The aerated lagoons have been traditionally designed and sized for BOD removal only. However, regulations are becoming more stringent and there are new requirements for nutrient control to avoid eutrophication, in addition to tighter discharge limits for BOD and TSS. This calls for limiting the concentration of ammonia-nitrogen and total nitrogen in the treated effluent. Most lagoons cannot meet these requirements within the existing capacity and footprint and require new infrastructure. Nitrification of ammonia is very sensitive to temperatures. At temperatures below 50°C, the rate of nitrification becomes extremely slow and requires large volume to carry out biochemical reactions. In many parts of the world, in winter lagoon temperatures drop close to freezing. At such low temperatures, in conventional suspended treatment processes, nitrification effectively ceases as lagoons cannot maintain sufficient temperatures. Headworks Integrated Treatment (HIT) system is a modularized, skid-mounted system for conducting decentralized treatment of wastewater. At the heart of the HIT package is Moving Bed Biological Reactors (ActiveCell™ MBBR) that carry out the treatment reactions
The MBBR technology used by Headworks is an integrated Treatment system with specially designed ActiveCell™ media for biofilm growth. The media grows biofilm on its internal surfaces, thereby protecting it from temperature shocks due to temperature drops.
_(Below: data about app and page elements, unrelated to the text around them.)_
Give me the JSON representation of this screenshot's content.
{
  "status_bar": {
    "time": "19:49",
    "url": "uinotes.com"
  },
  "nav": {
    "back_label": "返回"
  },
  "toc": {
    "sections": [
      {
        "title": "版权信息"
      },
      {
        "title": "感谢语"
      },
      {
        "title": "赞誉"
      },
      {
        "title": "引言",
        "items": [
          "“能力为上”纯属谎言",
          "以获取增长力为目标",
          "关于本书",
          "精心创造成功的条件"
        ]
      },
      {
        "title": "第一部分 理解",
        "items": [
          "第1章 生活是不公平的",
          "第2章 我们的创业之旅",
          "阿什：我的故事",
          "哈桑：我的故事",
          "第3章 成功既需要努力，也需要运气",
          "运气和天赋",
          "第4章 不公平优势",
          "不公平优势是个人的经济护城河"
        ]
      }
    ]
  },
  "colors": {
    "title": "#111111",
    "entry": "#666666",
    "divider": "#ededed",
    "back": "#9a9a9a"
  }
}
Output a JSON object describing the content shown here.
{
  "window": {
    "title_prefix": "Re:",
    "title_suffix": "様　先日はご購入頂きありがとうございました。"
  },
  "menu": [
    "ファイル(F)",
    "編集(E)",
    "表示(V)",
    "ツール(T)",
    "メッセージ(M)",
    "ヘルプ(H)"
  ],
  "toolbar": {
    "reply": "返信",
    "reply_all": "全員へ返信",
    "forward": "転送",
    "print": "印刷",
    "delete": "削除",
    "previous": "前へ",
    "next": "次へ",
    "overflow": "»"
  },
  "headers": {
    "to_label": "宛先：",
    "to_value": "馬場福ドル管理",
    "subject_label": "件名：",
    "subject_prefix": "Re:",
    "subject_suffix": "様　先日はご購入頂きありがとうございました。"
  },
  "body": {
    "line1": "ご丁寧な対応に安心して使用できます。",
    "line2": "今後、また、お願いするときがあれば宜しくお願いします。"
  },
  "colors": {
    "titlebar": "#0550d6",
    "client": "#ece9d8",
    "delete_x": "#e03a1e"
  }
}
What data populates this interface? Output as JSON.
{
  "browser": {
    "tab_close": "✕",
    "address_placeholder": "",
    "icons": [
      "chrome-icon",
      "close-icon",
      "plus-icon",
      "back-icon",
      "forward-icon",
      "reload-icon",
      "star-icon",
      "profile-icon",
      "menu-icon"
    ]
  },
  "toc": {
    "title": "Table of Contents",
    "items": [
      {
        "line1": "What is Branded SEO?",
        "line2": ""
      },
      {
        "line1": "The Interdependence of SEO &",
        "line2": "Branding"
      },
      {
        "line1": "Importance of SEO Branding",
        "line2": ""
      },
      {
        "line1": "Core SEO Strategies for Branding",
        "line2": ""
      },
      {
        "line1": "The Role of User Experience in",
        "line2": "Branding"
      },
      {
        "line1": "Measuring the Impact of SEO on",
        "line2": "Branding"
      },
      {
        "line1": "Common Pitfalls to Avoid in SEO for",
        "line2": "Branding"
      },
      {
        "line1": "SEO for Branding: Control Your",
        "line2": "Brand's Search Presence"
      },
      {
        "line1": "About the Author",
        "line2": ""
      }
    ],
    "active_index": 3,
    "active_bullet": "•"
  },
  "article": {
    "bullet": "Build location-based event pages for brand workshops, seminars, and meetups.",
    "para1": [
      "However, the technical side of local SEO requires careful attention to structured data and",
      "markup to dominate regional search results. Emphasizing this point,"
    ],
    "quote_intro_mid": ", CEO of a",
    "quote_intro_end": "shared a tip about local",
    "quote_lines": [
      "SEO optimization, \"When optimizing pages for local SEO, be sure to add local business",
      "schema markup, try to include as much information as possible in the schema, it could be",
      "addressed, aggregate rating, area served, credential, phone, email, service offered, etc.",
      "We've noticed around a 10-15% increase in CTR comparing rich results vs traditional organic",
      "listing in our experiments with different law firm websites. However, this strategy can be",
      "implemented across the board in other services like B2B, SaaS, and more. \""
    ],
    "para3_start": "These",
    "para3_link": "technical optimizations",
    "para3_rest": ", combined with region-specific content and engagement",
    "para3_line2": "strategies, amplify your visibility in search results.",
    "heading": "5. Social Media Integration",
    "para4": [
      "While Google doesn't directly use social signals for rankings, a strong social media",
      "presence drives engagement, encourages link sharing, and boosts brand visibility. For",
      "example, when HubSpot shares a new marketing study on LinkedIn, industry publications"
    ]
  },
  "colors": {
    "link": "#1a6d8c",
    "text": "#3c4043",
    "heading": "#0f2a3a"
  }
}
The MBBR maintains and regulates temperature so that the nitrification/denitrification steps are not adversely affected.